The coming of Christianity to the state of Kievan Rus' at the end of the tenth century had an enormous impact on the development of Russian civilization. Despite the abandonment of the pagan gods, both Christian and pagan practices and beliefs continued to coexist for centuries, producing a system known as "dual faith."
Russian Myths deals with mythic beliefs, notions, and customs--concerning the veneration of earth, water, fire, and air, demons and spirit-beings in the world of nature, the cult of the dead, and witchcraft--many of which have their roots in the pre-Christian past but still survive to the present day. To illuminate the evolution of major themes and motifs and set Russian myths in the context of mythology the world over, Elizabeth Warner draws upon a rich variety of sources, including anecdotal narrative forms and religious legends, epic songs, funeral laments and folk religion, and, of course, the folktales where the sacred gives way to pure imagination in the depiction of mythic themes and characters.

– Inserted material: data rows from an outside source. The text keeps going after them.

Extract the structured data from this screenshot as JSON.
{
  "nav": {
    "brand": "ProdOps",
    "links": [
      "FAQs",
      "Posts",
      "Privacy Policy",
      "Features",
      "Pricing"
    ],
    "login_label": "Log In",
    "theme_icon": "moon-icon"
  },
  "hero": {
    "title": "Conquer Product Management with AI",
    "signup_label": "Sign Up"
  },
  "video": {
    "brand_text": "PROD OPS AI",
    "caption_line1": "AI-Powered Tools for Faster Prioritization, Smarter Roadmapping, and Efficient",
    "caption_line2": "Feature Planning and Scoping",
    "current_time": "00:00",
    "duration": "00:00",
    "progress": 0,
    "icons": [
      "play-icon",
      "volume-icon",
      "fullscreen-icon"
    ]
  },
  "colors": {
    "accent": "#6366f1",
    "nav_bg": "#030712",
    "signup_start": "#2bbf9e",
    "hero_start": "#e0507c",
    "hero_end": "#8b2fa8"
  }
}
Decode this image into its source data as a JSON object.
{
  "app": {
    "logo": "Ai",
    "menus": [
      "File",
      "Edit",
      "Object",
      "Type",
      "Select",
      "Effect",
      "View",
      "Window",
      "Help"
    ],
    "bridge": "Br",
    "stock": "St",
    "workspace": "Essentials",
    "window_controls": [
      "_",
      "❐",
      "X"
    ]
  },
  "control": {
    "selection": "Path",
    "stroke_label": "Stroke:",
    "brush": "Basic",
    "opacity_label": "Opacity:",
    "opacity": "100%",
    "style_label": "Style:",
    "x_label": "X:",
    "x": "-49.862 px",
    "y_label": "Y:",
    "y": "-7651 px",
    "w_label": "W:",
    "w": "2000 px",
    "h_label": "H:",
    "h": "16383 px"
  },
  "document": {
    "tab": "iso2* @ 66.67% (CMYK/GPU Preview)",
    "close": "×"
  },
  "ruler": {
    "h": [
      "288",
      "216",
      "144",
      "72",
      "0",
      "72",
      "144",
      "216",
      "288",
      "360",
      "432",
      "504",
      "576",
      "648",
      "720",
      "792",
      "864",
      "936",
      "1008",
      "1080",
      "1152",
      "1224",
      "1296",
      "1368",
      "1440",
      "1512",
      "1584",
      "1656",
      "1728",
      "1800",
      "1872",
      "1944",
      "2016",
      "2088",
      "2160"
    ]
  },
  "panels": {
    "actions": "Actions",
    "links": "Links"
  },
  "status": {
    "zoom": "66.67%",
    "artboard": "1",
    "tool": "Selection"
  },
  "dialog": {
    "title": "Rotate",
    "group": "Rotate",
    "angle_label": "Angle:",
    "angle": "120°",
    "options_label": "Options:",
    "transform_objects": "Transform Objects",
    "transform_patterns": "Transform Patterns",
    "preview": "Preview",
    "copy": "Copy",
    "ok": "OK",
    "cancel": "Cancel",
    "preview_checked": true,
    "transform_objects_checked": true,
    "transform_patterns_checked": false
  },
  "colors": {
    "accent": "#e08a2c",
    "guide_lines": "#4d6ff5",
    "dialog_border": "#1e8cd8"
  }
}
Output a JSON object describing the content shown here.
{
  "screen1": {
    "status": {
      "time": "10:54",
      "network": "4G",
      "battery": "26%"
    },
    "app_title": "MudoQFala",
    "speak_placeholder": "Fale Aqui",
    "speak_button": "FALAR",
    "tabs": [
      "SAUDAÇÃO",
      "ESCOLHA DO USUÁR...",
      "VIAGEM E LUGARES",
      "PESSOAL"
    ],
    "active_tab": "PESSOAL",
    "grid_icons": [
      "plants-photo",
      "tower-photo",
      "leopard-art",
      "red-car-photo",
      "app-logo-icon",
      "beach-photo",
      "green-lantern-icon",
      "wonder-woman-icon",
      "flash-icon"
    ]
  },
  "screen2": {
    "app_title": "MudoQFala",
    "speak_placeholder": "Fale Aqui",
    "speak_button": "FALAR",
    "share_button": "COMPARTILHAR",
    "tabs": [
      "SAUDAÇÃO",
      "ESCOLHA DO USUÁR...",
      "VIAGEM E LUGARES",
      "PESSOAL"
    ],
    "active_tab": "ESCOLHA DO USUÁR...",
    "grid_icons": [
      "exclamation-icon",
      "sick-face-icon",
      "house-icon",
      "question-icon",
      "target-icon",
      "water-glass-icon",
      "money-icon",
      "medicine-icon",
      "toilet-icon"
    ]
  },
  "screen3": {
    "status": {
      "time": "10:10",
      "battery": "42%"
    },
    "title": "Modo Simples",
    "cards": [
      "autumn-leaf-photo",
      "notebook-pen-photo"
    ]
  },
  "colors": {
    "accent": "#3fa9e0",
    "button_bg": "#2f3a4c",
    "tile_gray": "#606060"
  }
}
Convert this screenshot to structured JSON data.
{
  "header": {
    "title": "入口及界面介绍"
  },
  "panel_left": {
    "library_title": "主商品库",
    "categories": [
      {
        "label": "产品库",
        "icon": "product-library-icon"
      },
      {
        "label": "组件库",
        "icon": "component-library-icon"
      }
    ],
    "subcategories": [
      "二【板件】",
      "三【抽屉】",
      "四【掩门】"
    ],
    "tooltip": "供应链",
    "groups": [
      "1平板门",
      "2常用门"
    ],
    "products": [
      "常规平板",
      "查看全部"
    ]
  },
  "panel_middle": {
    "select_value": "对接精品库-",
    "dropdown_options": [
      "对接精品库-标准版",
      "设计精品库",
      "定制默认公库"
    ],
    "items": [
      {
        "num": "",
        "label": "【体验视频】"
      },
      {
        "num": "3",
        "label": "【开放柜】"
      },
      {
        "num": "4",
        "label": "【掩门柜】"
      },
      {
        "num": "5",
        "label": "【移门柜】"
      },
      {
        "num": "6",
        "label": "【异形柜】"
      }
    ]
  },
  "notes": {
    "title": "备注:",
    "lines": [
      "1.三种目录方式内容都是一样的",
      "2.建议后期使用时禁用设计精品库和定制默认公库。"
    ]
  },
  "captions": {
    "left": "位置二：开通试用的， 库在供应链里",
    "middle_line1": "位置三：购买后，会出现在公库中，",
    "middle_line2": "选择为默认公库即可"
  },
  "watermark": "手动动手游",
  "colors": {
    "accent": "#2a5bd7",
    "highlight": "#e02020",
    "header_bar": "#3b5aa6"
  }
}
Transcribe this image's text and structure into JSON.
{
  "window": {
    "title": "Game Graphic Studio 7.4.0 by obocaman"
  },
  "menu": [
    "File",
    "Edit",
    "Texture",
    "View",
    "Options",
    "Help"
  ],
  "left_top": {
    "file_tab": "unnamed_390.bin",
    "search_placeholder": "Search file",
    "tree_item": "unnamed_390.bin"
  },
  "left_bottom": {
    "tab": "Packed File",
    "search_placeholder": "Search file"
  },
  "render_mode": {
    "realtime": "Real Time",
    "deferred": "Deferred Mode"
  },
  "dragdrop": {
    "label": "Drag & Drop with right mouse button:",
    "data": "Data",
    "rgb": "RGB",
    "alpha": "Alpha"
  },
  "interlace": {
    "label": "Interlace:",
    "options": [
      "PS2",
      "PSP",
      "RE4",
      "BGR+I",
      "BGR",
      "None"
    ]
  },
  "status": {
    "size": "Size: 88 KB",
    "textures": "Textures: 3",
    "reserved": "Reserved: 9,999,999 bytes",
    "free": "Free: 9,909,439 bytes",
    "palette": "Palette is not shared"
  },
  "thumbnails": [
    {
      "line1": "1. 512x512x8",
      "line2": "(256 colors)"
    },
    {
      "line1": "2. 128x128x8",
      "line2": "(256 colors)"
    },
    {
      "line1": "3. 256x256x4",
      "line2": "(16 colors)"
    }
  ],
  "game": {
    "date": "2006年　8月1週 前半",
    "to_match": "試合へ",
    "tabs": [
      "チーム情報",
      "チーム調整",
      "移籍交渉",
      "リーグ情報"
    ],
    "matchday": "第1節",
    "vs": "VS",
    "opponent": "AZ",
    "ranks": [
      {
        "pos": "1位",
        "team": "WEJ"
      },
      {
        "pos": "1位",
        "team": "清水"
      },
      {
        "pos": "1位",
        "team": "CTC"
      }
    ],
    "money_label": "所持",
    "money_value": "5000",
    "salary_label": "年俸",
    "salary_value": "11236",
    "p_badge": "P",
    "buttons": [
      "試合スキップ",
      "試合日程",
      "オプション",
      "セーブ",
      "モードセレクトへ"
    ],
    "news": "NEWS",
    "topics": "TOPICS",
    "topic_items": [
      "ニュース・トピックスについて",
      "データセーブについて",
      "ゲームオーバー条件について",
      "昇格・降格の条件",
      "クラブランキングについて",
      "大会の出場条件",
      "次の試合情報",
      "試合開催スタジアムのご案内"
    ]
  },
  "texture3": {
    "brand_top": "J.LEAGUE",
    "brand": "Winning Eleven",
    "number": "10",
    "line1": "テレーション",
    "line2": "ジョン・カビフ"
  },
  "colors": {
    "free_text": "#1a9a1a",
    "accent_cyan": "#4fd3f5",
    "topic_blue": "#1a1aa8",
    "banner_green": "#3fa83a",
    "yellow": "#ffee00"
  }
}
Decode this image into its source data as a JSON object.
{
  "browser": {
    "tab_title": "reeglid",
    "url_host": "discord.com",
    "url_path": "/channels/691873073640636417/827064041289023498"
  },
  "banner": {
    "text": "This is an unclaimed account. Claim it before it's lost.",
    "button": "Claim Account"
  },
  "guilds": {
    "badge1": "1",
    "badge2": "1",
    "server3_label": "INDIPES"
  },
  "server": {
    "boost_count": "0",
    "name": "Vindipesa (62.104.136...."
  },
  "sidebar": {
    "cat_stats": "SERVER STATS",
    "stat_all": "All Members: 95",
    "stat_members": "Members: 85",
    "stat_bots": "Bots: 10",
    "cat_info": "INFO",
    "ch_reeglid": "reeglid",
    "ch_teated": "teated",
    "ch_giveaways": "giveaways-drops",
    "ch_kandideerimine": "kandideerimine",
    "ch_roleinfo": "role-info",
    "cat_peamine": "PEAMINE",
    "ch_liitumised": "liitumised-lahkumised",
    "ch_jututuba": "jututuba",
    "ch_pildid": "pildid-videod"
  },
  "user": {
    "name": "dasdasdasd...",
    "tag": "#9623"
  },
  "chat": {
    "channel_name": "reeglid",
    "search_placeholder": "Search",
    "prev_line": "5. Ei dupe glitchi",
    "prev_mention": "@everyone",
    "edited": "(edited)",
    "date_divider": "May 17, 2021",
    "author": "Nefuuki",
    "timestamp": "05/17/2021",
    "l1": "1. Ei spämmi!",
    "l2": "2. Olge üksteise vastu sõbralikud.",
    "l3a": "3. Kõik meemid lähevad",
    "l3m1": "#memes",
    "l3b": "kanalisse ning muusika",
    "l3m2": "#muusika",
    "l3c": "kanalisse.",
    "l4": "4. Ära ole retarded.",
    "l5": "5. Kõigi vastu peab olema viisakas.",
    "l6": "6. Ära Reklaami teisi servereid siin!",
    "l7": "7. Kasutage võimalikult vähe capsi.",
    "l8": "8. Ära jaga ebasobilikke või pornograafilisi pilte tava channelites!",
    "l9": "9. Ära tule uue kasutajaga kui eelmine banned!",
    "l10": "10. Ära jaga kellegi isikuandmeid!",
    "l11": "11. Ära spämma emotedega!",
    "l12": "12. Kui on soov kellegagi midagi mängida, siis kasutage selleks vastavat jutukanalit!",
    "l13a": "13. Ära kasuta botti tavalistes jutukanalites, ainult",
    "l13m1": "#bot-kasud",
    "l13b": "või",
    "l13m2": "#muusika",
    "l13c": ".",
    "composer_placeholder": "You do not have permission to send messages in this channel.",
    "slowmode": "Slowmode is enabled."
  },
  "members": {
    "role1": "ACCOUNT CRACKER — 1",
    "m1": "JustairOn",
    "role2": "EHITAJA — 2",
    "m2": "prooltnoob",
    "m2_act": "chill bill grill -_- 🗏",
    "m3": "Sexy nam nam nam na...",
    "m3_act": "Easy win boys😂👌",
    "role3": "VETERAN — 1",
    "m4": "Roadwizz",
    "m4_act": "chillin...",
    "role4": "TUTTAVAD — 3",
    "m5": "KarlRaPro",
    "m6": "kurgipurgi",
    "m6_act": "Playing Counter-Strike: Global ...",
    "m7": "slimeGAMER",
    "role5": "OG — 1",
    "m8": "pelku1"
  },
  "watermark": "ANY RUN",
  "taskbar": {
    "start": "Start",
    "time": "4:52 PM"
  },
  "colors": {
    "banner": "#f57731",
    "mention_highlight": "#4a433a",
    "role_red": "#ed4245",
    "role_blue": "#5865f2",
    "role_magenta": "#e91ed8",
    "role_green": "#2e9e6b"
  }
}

In this new addition to "The Legendary Past" series, Warner (Russian, emerita, Univ. of Durham), an authority on Russian folklore and ethnography, gives an overiew of the customs and themes underlying Russian beliefs. While the advent of Christianity at the end of the tenth century profoundly affected the development of the culture, pagan beliefs have continued to coexist with the new religion to the present day, resulting in a "dual faith." Drawing upon a variety of sources (e.g., epic songs, funeral laments, religious legends), Warner expertly discusses the most significant themes of this faith the cult of the dead, animism in nature, and magic to shed light on the development of major themes in Russian mythology. There is no formal bibliography, though a "Suggestions for Further Reading" section is included, as is an index and a selection of works in Russian used in preparation. A glossary would have been beneficial, as the author uses a variety of Russian folkloric terms, each defined once and briefly within the text. Nonetheless, this basic introduction to the subject provides information invaluable to understanding the primary sources; recommended for folklore collections in all libraries. [Other titles in the series include Aztec and Maya Myths, Celtic Myths, Chinese Myths, Egyptian Myths, and many more. Ed.] Katherine Kaigler-Koenig, The Ellis Sch., Pittsburgh Copyright 2002 Cahners Business Information.